When the two disciples heard him say this, they followed Jesus. Turning around, Jesus saw them following and asked, “What do you want?” They said, “Rabbi” [ραββι] (which means Teacher), “where are you staying?” (John 1:37 )

John is saying that his use of “rabbi” is the equivalent of the Greek word didaskalos, which means “teacher.” It’s reasonable to assume then, that when we see Jesus addressed as “teacher” in English translations, the actual word spoken at the time was rabbi.

To sum up, many modern scholars do not refer to Jesus as a “rabbi” because the boundaries have been set to define him as slightly before the rabbinic era. But the gospels themselves explicitly spell out the word “rabbi” in reference to him.

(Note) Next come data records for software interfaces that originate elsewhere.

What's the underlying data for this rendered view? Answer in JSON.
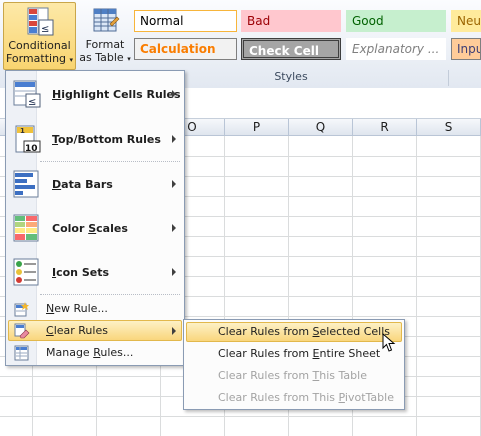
{
  "ribbon": {
    "conditional_formatting": {
      "line1": "Conditional",
      "line2": "Formatting"
    },
    "format_as_table": {
      "line1": "Format",
      "line2": "as Table"
    },
    "styles_group_label": "Styles",
    "styles": [
      {
        "label": "Normal",
        "bg": "#ffffff",
        "fg": "#000000",
        "border": "#f7b53b"
      },
      {
        "label": "Bad",
        "bg": "#ffc7ce",
        "fg": "#9c0006",
        "border": "#ffc7ce"
      },
      {
        "label": "Good",
        "bg": "#c6efce",
        "fg": "#006100",
        "border": "#c6efce"
      },
      {
        "label": "Neu",
        "bg": "#ffeb9c",
        "fg": "#9c6500",
        "border": "#ffeb9c"
      },
      {
        "label": "Calculation",
        "bg": "#f2f2f2",
        "fg": "#fa7d00",
        "border": "#7f7f7f"
      },
      {
        "label": "Check Cell",
        "bg": "#a5a5a5",
        "fg": "#ffffff",
        "border": "#3f3f3f"
      },
      {
        "label": "Explanatory ...",
        "bg": "#ffffff",
        "fg": "#7f7f7f",
        "border": "#ffffff"
      },
      {
        "label": "Inpu",
        "bg": "#ffcc99",
        "fg": "#3f3f76",
        "border": "#7f7f7f"
      }
    ]
  },
  "sheet": {
    "columns": [
      "O",
      "P",
      "Q",
      "R",
      "S"
    ]
  },
  "menu": {
    "items": [
      {
        "pre": "",
        "u": "H",
        "post": "ighlight Cells Rules",
        "icon": "highlight-cells-icon"
      },
      {
        "pre": "",
        "u": "T",
        "post": "op/Bottom Rules",
        "icon": "top-bottom-icon"
      },
      {
        "pre": "",
        "u": "D",
        "post": "ata Bars",
        "icon": "data-bars-icon"
      },
      {
        "pre": "Color ",
        "u": "S",
        "post": "cales",
        "icon": "color-scales-icon"
      },
      {
        "pre": "",
        "u": "I",
        "post": "con Sets",
        "icon": "icon-sets-icon"
      },
      {
        "pre": "",
        "u": "N",
        "post": "ew Rule...",
        "icon": "new-rule-icon"
      },
      {
        "pre": "",
        "u": "C",
        "post": "lear Rules",
        "icon": "clear-rules-icon"
      },
      {
        "pre": "Manage ",
        "u": "R",
        "post": "ules...",
        "icon": "manage-rules-icon"
      }
    ]
  },
  "submenu": {
    "items": [
      {
        "pre": "Clear Rules from ",
        "u": "S",
        "post": "elected Cells",
        "disabled": false
      },
      {
        "pre": "Clear Rules from ",
        "u": "E",
        "post": "ntire Sheet",
        "disabled": false
      },
      {
        "pre": "Clear Rules from ",
        "u": "T",
        "post": "his Table",
        "disabled": true
      },
      {
        "pre": "Clear Rules from This ",
        "u": "P",
        "post": "ivotTable",
        "disabled": true
      }
    ]
  }
}
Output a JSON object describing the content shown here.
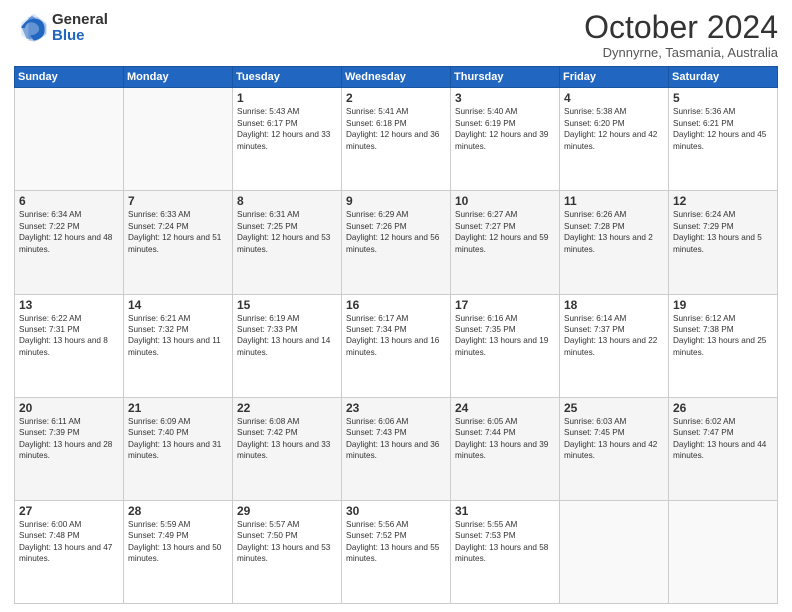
{
  "header": {
    "logo_general": "General",
    "logo_blue": "Blue",
    "month_title": "October 2024",
    "subtitle": "Dynnyrne, Tasmania, Australia"
  },
  "weekdays": [
    "Sunday",
    "Monday",
    "Tuesday",
    "Wednesday",
    "Thursday",
    "Friday",
    "Saturday"
  ],
  "weeks": [
    [
      {
        "day": "",
        "sunrise": "",
        "sunset": "",
        "daylight": ""
      },
      {
        "day": "",
        "sunrise": "",
        "sunset": "",
        "daylight": ""
      },
      {
        "day": "1",
        "sunrise": "Sunrise: 5:43 AM",
        "sunset": "Sunset: 6:17 PM",
        "daylight": "Daylight: 12 hours and 33 minutes."
      },
      {
        "day": "2",
        "sunrise": "Sunrise: 5:41 AM",
        "sunset": "Sunset: 6:18 PM",
        "daylight": "Daylight: 12 hours and 36 minutes."
      },
      {
        "day": "3",
        "sunrise": "Sunrise: 5:40 AM",
        "sunset": "Sunset: 6:19 PM",
        "daylight": "Daylight: 12 hours and 39 minutes."
      },
      {
        "day": "4",
        "sunrise": "Sunrise: 5:38 AM",
        "sunset": "Sunset: 6:20 PM",
        "daylight": "Daylight: 12 hours and 42 minutes."
      },
      {
        "day": "5",
        "sunrise": "Sunrise: 5:36 AM",
        "sunset": "Sunset: 6:21 PM",
        "daylight": "Daylight: 12 hours and 45 minutes."
      }
    ],
    [
      {
        "day": "6",
        "sunrise": "Sunrise: 6:34 AM",
        "sunset": "Sunset: 7:22 PM",
        "daylight": "Daylight: 12 hours and 48 minutes."
      },
      {
        "day": "7",
        "sunrise": "Sunrise: 6:33 AM",
        "sunset": "Sunset: 7:24 PM",
        "daylight": "Daylight: 12 hours and 51 minutes."
      },
      {
        "day": "8",
        "sunrise": "Sunrise: 6:31 AM",
        "sunset": "Sunset: 7:25 PM",
        "daylight": "Daylight: 12 hours and 53 minutes."
      },
      {
        "day": "9",
        "sunrise": "Sunrise: 6:29 AM",
        "sunset": "Sunset: 7:26 PM",
        "daylight": "Daylight: 12 hours and 56 minutes."
      },
      {
        "day": "10",
        "sunrise": "Sunrise: 6:27 AM",
        "sunset": "Sunset: 7:27 PM",
        "daylight": "Daylight: 12 hours and 59 minutes."
      },
      {
        "day": "11",
        "sunrise": "Sunrise: 6:26 AM",
        "sunset": "Sunset: 7:28 PM",
        "daylight": "Daylight: 13 hours and 2 minutes."
      },
      {
        "day": "12",
        "sunrise": "Sunrise: 6:24 AM",
        "sunset": "Sunset: 7:29 PM",
        "daylight": "Daylight: 13 hours and 5 minutes."
      }
    ],
    [
      {
        "day": "13",
        "sunrise": "Sunrise: 6:22 AM",
        "sunset": "Sunset: 7:31 PM",
        "daylight": "Daylight: 13 hours and 8 minutes."
      },
      {
        "day": "14",
        "sunrise": "Sunrise: 6:21 AM",
        "sunset": "Sunset: 7:32 PM",
        "daylight": "Daylight: 13 hours and 11 minutes."
      },
      {
        "day": "15",
        "sunrise": "Sunrise: 6:19 AM",
        "sunset": "Sunset: 7:33 PM",
        "daylight": "Daylight: 13 hours and 14 minutes."
      },
      {
        "day": "16",
        "sunrise": "Sunrise: 6:17 AM",
        "sunset": "Sunset: 7:34 PM",
        "daylight": "Daylight: 13 hours and 16 minutes."
      },
      {
        "day": "17",
        "sunrise": "Sunrise: 6:16 AM",
        "sunset": "Sunset: 7:35 PM",
        "daylight": "Daylight: 13 hours and 19 minutes."
      },
      {
        "day": "18",
        "sunrise": "Sunrise: 6:14 AM",
        "sunset": "Sunset: 7:37 PM",
        "daylight": "Daylight: 13 hours and 22 minutes."
      },
      {
        "day": "19",
        "sunrise": "Sunrise: 6:12 AM",
        "sunset": "Sunset: 7:38 PM",
        "daylight": "Daylight: 13 hours and 25 minutes."
      }
    ],
    [
      {
        "day": "20",
        "sunrise": "Sunrise: 6:11 AM",
        "sunset": "Sunset: 7:39 PM",
        "daylight": "Daylight: 13 hours and 28 minutes."
      },
      {
        "day": "21",
        "sunrise": "Sunrise: 6:09 AM",
        "sunset": "Sunset: 7:40 PM",
        "daylight": "Daylight: 13 hours and 31 minutes."
      },
      {
        "day": "22",
        "sunrise": "Sunrise: 6:08 AM",
        "sunset": "Sunset: 7:42 PM",
        "daylight": "Daylight: 13 hours and 33 minutes."
      },
      {
        "day": "23",
        "sunrise": "Sunrise: 6:06 AM",
        "sunset": "Sunset: 7:43 PM",
        "daylight": "Daylight: 13 hours and 36 minutes."
      },
      {
        "day": "24",
        "sunrise": "Sunrise: 6:05 AM",
        "sunset": "Sunset: 7:44 PM",
        "daylight": "Daylight: 13 hours and 39 minutes."
      },
      {
        "day": "25",
        "sunrise": "Sunrise: 6:03 AM",
        "sunset": "Sunset: 7:45 PM",
        "daylight": "Daylight: 13 hours and 42 minutes."
      },
      {
        "day": "26",
        "sunrise": "Sunrise: 6:02 AM",
        "sunset": "Sunset: 7:47 PM",
        "daylight": "Daylight: 13 hours and 44 minutes."
      }
    ],
    [
      {
        "day": "27",
        "sunrise": "Sunrise: 6:00 AM",
        "sunset": "Sunset: 7:48 PM",
        "daylight": "Daylight: 13 hours and 47 minutes."
      },
      {
        "day": "28",
        "sunrise": "Sunrise: 5:59 AM",
        "sunset": "Sunset: 7:49 PM",
        "daylight": "Daylight: 13 hours and 50 minutes."
      },
      {
        "day": "29",
        "sunrise": "Sunrise: 5:57 AM",
        "sunset": "Sunset: 7:50 PM",
        "daylight": "Daylight: 13 hours and 53 minutes."
      },
      {
        "day": "30",
        "sunrise": "Sunrise: 5:56 AM",
        "sunset": "Sunset: 7:52 PM",
        "daylight": "Daylight: 13 hours and 55 minutes."
      },
      {
        "day": "31",
        "sunrise": "Sunrise: 5:55 AM",
        "sunset": "Sunset: 7:53 PM",
        "daylight": "Daylight: 13 hours and 58 minutes."
      },
      {
        "day": "",
        "sunrise": "",
        "sunset": "",
        "daylight": ""
      },
      {
        "day": "",
        "sunrise": "",
        "sunset": "",
        "daylight": ""
      }
    ]
  ]
}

And Jesus himself speaks as if he expects that we as his followers would think of him as our “master.” It seems very appropriate, then, that if we are his disciples, we should speak of him as our “rabbi.”

For more, see the entry “Rabbi” at http://www.JewishEncyclopedia.com.

Published in: on January 14, 2009 at 2:40 pm  Comments (3)  

Why did God become a Jewish Rabbi?

Just a little update on my life, and a question for you. A few months ago I told you that I’m working on a book on understanding Jesus in his Jewishness. One of the first chapters has the title “Why did God become a Jewish Rabbi?” Provocative, isn’t it?

I’ve written a lot in the past few years about what it meant that Jesus was a rabbi that fit into the Jewish culture of his day. That idea has really transformed my thinking – that I need to read his words in context, and that he was thoroughly human and part of a culture that we can learn more about.

But I’d like to ask you, the readers of this blog, for your input on this question too. I think most of my readers are old friends and readers of www.egrc.net, and maybe some new folks who’ve bumped into this site through a link. We’re a crowd of folks who are fascinated about digging into the God’s Word, and some have a little knowledge, some have much more.

But now, I’d like to ask you to please tell me, how has it impacted your faith to learn about Jesus as a Jewish rabbi?  What does it mean for us today? What does it say about God? What questions does it bring up in your mind that you never had before?

Published in: on November 12, 2007 at 10:29 am  Comments (4)